Turning to happier things I can recommend two flowering plants for this time of year. Yucca can survive outside in most parts of the country, and is tolerant of dry conditions — should that be an issue. Their spiky leaves and size make for architectural 'presence' and they can be used to complement a vista, or paired to form a gateway. At this time of year they carry tall spikes of many flowers rising above the rosettes of leaves.
Abutilon is a rather spindly shrub with pale green leaves, sometimes variegated. Its flowers, inverted bowls of pink or orange, have a feel of the Mediterranean. I have always grown one on the back wall of my greenhouse behind the tomato plants, but this year I have seen several growing outside, covered in flowers. Plant them in a sunny but sheltered spot, preferably up against a wall.
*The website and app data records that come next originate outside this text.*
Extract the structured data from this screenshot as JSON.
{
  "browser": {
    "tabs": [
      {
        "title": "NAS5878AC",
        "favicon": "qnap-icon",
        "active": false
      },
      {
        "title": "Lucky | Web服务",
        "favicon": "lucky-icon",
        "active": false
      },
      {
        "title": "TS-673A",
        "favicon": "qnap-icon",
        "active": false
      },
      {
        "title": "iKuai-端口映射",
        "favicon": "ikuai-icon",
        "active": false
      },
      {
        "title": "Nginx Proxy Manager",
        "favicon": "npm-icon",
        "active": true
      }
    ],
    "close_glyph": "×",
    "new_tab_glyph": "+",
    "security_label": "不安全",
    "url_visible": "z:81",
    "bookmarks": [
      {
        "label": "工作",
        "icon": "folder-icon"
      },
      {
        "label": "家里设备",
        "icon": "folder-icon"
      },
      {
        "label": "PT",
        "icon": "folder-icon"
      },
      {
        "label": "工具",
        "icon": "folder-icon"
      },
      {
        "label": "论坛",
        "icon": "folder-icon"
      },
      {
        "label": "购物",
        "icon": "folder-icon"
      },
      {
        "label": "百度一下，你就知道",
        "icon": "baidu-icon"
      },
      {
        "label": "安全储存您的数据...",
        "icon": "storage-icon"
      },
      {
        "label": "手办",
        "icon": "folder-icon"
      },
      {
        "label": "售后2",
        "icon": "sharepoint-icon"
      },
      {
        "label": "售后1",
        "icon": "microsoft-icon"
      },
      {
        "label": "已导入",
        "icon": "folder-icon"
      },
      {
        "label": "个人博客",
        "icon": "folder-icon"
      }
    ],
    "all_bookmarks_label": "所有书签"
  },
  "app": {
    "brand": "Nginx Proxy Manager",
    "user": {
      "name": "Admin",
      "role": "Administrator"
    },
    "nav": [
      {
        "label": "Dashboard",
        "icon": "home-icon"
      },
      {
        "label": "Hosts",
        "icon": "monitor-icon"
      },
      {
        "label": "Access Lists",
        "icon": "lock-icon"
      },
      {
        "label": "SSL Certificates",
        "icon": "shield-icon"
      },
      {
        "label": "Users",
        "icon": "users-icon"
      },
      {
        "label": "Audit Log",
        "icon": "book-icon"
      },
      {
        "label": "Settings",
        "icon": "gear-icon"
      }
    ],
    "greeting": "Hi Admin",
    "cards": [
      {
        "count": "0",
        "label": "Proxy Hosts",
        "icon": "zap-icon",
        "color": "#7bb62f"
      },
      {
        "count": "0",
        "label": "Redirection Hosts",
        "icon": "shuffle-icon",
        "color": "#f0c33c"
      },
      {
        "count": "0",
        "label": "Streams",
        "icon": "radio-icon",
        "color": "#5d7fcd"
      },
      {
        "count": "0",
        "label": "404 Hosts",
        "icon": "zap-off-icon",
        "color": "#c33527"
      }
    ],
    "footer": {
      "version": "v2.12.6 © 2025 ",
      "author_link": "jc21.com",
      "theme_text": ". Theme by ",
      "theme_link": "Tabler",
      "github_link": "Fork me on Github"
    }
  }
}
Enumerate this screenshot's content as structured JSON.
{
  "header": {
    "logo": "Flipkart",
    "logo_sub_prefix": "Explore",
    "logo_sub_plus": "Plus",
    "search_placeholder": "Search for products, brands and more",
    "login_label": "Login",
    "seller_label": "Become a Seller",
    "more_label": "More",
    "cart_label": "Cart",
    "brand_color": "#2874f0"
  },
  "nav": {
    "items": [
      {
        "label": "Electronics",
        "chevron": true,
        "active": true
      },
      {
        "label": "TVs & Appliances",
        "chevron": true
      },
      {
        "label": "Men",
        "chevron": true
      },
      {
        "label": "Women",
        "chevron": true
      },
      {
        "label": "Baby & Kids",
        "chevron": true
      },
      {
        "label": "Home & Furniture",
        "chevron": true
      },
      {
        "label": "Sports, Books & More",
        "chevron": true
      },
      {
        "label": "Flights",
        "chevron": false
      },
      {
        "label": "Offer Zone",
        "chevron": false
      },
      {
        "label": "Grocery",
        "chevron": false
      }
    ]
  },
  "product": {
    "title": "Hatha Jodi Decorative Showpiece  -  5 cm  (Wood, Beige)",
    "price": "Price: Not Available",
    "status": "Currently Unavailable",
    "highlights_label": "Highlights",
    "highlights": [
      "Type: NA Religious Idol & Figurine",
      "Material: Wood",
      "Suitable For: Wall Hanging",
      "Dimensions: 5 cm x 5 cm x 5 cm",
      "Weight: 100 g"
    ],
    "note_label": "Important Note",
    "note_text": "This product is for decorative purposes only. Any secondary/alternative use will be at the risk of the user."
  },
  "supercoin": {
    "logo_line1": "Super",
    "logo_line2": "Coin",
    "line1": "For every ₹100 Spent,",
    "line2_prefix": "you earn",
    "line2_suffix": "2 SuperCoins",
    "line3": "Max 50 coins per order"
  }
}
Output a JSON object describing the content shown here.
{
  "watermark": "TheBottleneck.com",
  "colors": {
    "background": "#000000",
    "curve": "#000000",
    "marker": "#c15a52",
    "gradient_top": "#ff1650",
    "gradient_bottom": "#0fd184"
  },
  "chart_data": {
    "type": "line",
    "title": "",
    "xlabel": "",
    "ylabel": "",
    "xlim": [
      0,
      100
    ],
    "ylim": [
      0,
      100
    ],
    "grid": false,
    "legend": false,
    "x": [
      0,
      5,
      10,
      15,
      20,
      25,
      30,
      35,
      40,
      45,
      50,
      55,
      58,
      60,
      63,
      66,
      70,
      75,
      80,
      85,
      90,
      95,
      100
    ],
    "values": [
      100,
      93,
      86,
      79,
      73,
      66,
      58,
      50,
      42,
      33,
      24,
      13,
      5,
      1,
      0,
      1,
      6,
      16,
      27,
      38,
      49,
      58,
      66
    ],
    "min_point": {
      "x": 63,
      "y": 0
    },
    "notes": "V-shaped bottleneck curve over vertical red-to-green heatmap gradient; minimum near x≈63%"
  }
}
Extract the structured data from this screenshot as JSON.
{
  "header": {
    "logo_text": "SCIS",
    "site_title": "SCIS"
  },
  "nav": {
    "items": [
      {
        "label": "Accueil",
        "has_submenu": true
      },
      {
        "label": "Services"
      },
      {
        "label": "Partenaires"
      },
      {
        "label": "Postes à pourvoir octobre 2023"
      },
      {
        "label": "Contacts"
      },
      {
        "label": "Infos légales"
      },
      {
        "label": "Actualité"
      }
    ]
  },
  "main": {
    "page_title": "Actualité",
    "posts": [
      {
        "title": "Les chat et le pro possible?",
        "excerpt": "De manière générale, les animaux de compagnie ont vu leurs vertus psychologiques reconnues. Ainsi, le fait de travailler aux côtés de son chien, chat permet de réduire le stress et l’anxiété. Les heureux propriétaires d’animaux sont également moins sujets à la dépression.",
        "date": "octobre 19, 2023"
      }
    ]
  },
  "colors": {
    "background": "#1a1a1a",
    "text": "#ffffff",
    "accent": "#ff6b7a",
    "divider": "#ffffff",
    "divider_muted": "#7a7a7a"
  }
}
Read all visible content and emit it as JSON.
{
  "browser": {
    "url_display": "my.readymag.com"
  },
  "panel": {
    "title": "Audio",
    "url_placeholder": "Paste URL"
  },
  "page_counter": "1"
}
This is the final call for summer pruning of wisteria, to encourage next season flowering. Similarly it is time to prune rambling roses once they have finished flowering, not forgetting that next season’s flowers will be on this year's new growth. Cut the new stems back to within a bud or two of the main stem. New strong stems can be chosen to tie in to replace older stems, which can themselves be cut back to the ground.
Hedge growth has been more than usual this year but you might escape with final trimming toward the end of the month.
Finally a couple more fantastic finds from this summer's gardening shows. Black Forge makes 'ultimate barbecues'. The chap who makes them was a shipbuilder and, although they are stainless steel the thickness of the metal would make you think he had taken the left over materials when the yard shut down.
These are the Rolls Royce of barbecues — the attention to detail is all. My wife is always disappointed when half her fish has stuck to the grill. Not with this one — the Black Fryer has a special holder for the kebabs and more, which allows them to float over the coals with the flesh not in contact with anything but heat.
So, in time-honoured fashion, the men gather round the barbecue, beer in hand, waiting for the coals to be 'just right', and the girls are left to shiver as the sun goes down. Well no more. Joff Hopper makes the most fantastic wood burning braziers, baluster shaped with curved rods of iron supporting cones — in the shape of arum lilies — which burn as torches above the brazier. Heat and light — but watch out, you’ll have the boys deserting the barbecue.
Dr Holliday is a GP in Windsor